Apple's new guidelines on marketing push notifications are a positive development for mobile marketers that seek to reach consumers with targeted ads on Apple devices. Because Apple will require app developers to seek the permission of consumers to receive ad messages, marketers can reach a self-selecting customer group that's most amenable to those notifications.
The key challenge will be to stand out among mobile push notifications that include everything from alerts about flight delays to package shipping status to breaking news. Mobile push notifications have an open rate of only 5% because of clutter, per a study by marketing platform Acoustic. Marketers also need to avoid excessive push notifications that annoy customers and lead them to opt out of future messaging. The No. 1 reason mobile users delete apps stems from receiving too many and irrelevant notifications from brands, mobile marketing platform Leanplum found in a separate study.
Apple's policy change follows two incidents when the company sent out push notifications that resembled ads, bending its rules on notifications, The Verge reported. By allowing more apps to send ads in opt-in notifications, the iPhone maker can help to immunize itself from accusations that it has an unfair market advantage by controlling its platform. As the tech giant faces greater antitrust scrutiny for its control of the App Store, Apple needs to be mindful of policies that apply equally among all app developers.
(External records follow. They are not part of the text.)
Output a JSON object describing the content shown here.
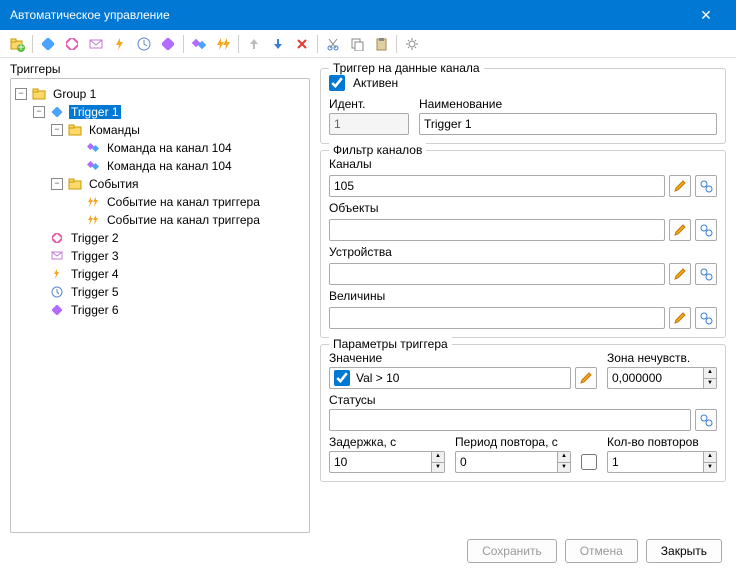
{
  "titlebar": {
    "title": "Автоматическое управление"
  },
  "left": {
    "label": "Триггеры"
  },
  "tree": {
    "group": "Group 1",
    "trigger1": "Trigger 1",
    "commands": "Команды",
    "cmd104a": "Команда на канал 104",
    "cmd104b": "Команда на канал 104",
    "events": "События",
    "evtTrigA": "Событие на канал триггера",
    "evtTrigB": "Событие на канал триггера",
    "trigger2": "Trigger 2",
    "trigger3": "Trigger 3",
    "trigger4": "Trigger 4",
    "trigger5": "Trigger 5",
    "trigger6": "Trigger 6"
  },
  "g1": {
    "title": "Триггер на данные канала",
    "active": "Активен",
    "identLbl": "Идент.",
    "identVal": "1",
    "nameLbl": "Наименование",
    "nameVal": "Trigger 1"
  },
  "g2": {
    "title": "Фильтр каналов",
    "channelsLbl": "Каналы",
    "channelsVal": "105",
    "objectsLbl": "Объекты",
    "objectsVal": "",
    "devicesLbl": "Устройства",
    "devicesVal": "",
    "quantitiesLbl": "Величины",
    "quantitiesVal": ""
  },
  "g3": {
    "title": "Параметры триггера",
    "valueLbl": "Значение",
    "valueVal": "Val > 10",
    "deadbandLbl": "Зона нечувств.",
    "deadbandVal": "0,000000",
    "statusesLbl": "Статусы",
    "statusesVal": "",
    "delayLbl": "Задержка, с",
    "delayVal": "10",
    "periodLbl": "Период повтора, с",
    "periodVal": "0",
    "repeatsLbl": "Кол-во повторов",
    "repeatsVal": "1"
  },
  "footer": {
    "save": "Сохранить",
    "cancel": "Отмена",
    "close": "Закрыть"
  }
}
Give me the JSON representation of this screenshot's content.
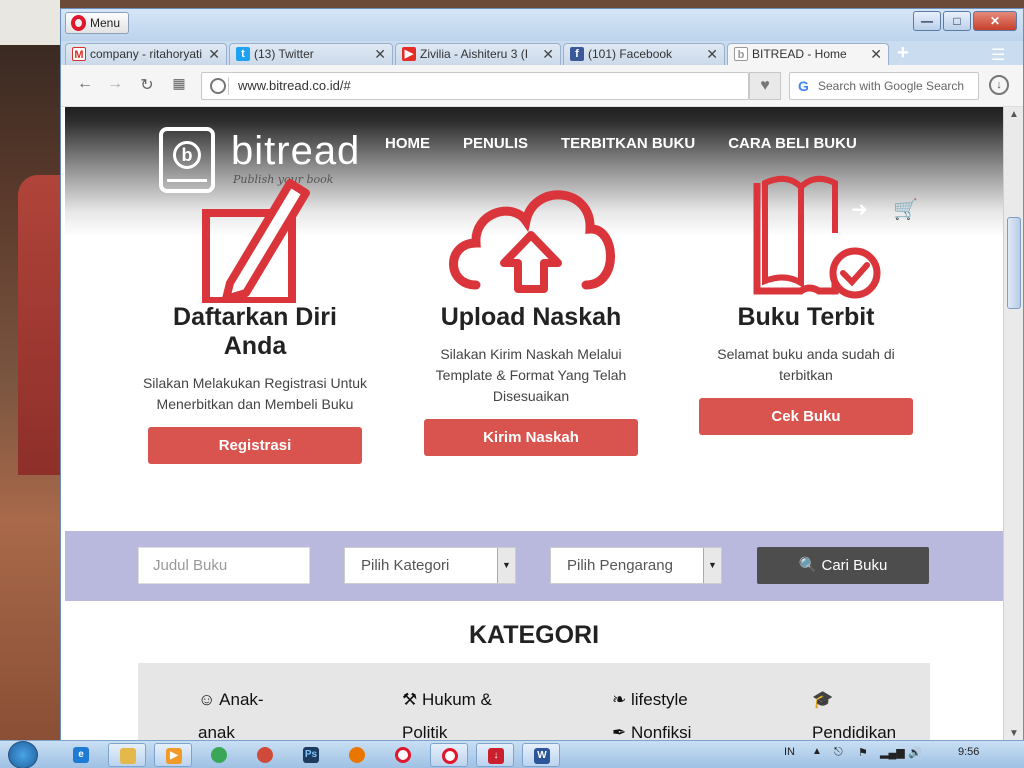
{
  "browser": {
    "menu_label": "Menu",
    "tabs": [
      {
        "title": "company - ritahoryati",
        "favicon": "gmail-icon",
        "color": "#d93025"
      },
      {
        "title": "(13) Twitter",
        "favicon": "twitter-icon",
        "color": "#1da1f2"
      },
      {
        "title": "Zivilia - Aishiteru 3 (I",
        "favicon": "youtube-icon",
        "color": "#e52d27"
      },
      {
        "title": "(101) Facebook",
        "favicon": "facebook-icon",
        "color": "#3b5998"
      },
      {
        "title": "BITREAD - Home",
        "favicon": "bitread-icon",
        "color": "#999999"
      }
    ],
    "url": "www.bitread.co.id/#",
    "search_placeholder": "Search with Google Search"
  },
  "site": {
    "logo_text": "bitread",
    "logo_tagline": "Publish your book",
    "nav": [
      "HOME",
      "PENULIS",
      "TERBITKAN BUKU",
      "CARA BELI BUKU"
    ],
    "features": [
      {
        "icon": "pencil-paper-icon",
        "title": "Daftarkan Diri Anda",
        "desc": "Silakan Melakukan Registrasi Untuk Menerbitkan dan Membeli Buku",
        "button": "Registrasi"
      },
      {
        "icon": "cloud-upload-icon",
        "title": "Upload Naskah",
        "desc": "Silakan Kirim Naskah Melalui Template & Format Yang Telah Disesuaikan",
        "button": "Kirim Naskah"
      },
      {
        "icon": "book-check-icon",
        "title": "Buku Terbit",
        "desc": "Selamat buku anda sudah di terbitkan",
        "button": "Cek Buku"
      }
    ],
    "search": {
      "title_placeholder": "Judul Buku",
      "category_select": "Pilih Kategori",
      "author_select": "Pilih Pengarang",
      "button": "Cari Buku"
    },
    "kategori_title": "KATEGORI",
    "categories": [
      {
        "label": "Anak-anak",
        "icon": "child-face-icon"
      },
      {
        "label": "Hukum & Politik",
        "icon": "gavel-icon"
      },
      {
        "label": "lifestyle",
        "icon": "leaf-icon"
      },
      {
        "label": "Nonfiksi",
        "icon": "quill-icon"
      },
      {
        "label": "Pendidikan",
        "icon": "graduation-cap-icon"
      }
    ],
    "accent_color": "#d9534f",
    "search_strip_color": "#b9b8dd"
  },
  "taskbar": {
    "language": "IN",
    "clock": "9:56"
  }
}
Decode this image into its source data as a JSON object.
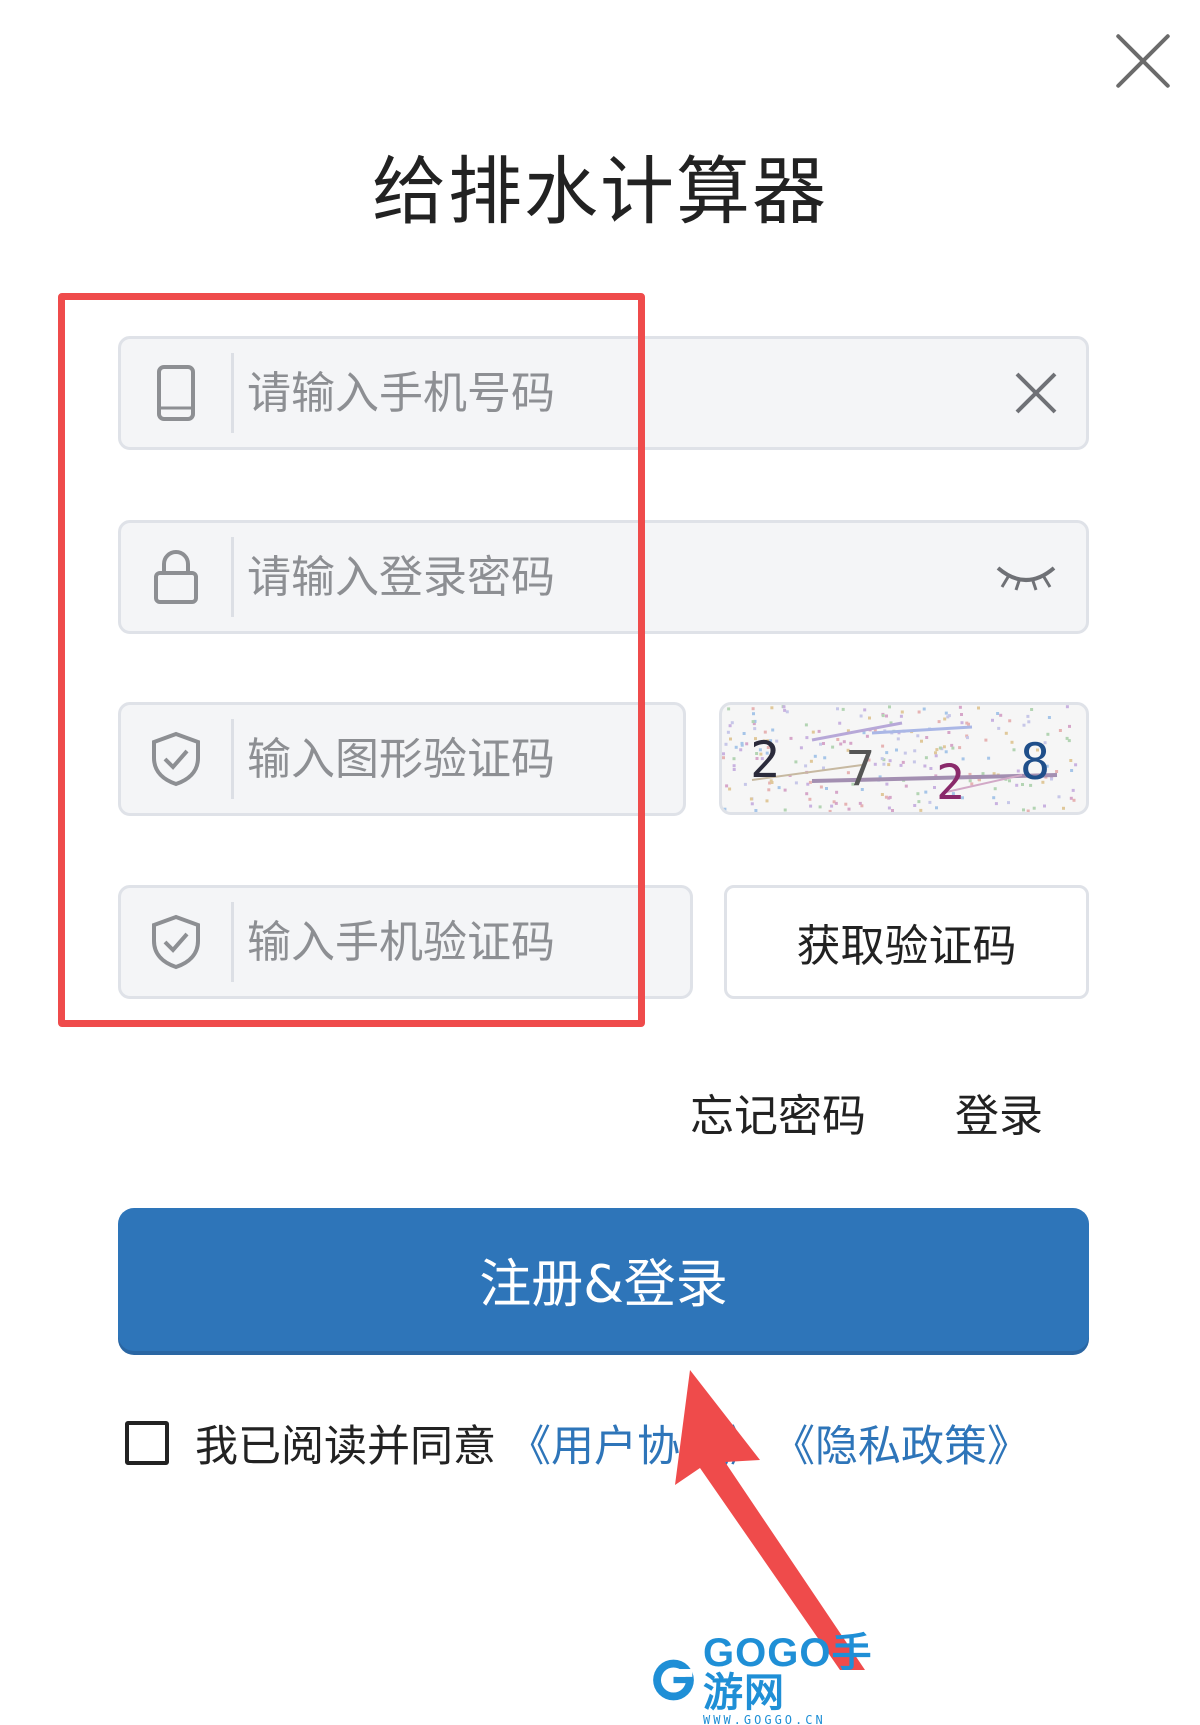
{
  "window": {
    "title": "给排水计算器"
  },
  "form": {
    "phone_placeholder": "请输入手机号码",
    "password_placeholder": "请输入登录密码",
    "captcha_placeholder": "输入图形验证码",
    "captcha_image_text": "2728",
    "sms_placeholder": "输入手机验证码",
    "get_code_label": "获取验证码",
    "forgot_password_label": "忘记密码",
    "login_label": "登录",
    "submit_label": "注册&登录"
  },
  "agreement": {
    "text": "我已阅读并同意",
    "user_agreement": "《用户协议》",
    "privacy_policy": "《隐私政策》",
    "checked": false
  },
  "icons": {
    "close": "close-icon",
    "phone": "mobile-phone-icon",
    "clear": "clear-icon",
    "lock": "lock-icon",
    "eye": "eye-closed-icon",
    "shield": "shield-check-icon"
  },
  "colors": {
    "primary": "#2e75b9",
    "annotation": "#ef4b4b",
    "field_bg": "#f4f5f7",
    "field_border": "#dfe2e8"
  },
  "watermark": {
    "text": "GOGO手游网",
    "url": "WWW.GOGGO.CN"
  }
}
Apple's new rule requiring app developers that use third-party or social login services to also offer "Sign In with Apple" is aimed at consumers who don't want companies like Facebook and Google tracking app usage. The policy may affect their ability to collect data about users for improved ad targeting, which would have a negative effect on marketers. Apple's policy is in line with past efforts to protect user privacy, which Apple CEO Tim Cook has described as a fundamental human right. For several years, he has criticized Silicon Valley companies for their privacy failures, even before the Cambridge Analytica scandal engulfed Facebook.